### What to produce
Look through the data and write out every line with the word "value" in it.

╭─ Data section

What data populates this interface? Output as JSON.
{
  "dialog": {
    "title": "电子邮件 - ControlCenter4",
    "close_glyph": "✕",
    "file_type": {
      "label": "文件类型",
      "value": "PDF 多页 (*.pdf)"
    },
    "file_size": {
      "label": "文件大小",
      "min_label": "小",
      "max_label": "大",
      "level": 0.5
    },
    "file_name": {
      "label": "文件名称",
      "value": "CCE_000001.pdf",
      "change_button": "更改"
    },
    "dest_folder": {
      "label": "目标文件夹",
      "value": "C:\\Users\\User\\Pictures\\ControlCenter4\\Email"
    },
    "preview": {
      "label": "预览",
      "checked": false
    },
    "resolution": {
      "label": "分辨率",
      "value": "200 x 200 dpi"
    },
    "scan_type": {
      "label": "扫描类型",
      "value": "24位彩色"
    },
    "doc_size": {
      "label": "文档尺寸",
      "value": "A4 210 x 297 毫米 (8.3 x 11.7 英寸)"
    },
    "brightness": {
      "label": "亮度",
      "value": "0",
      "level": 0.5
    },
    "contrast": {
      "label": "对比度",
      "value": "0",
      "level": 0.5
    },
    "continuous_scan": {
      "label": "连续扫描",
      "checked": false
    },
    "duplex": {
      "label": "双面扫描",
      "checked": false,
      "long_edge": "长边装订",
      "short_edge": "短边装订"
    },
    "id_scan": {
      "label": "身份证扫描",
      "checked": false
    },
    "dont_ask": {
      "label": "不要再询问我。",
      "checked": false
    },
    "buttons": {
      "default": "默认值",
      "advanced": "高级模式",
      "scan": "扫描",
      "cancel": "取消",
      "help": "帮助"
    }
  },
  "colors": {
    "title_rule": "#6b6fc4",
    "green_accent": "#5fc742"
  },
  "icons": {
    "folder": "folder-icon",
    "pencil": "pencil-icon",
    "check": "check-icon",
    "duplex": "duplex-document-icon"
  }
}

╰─

### Written solution
      "value": "PDF 多页 (*.pdf)"
      "value": "CCE_000001.pdf",
      "value": "C:\\Users\\User\\Pictures\\ControlCenter4\\Email"
      "value": "200 x 200 dpi"
      "value": "24位彩色"
      "value": "A4 210 x 297 毫米 (8.3 x 11.7 英寸)"
      "value": "0",
      "value": "0",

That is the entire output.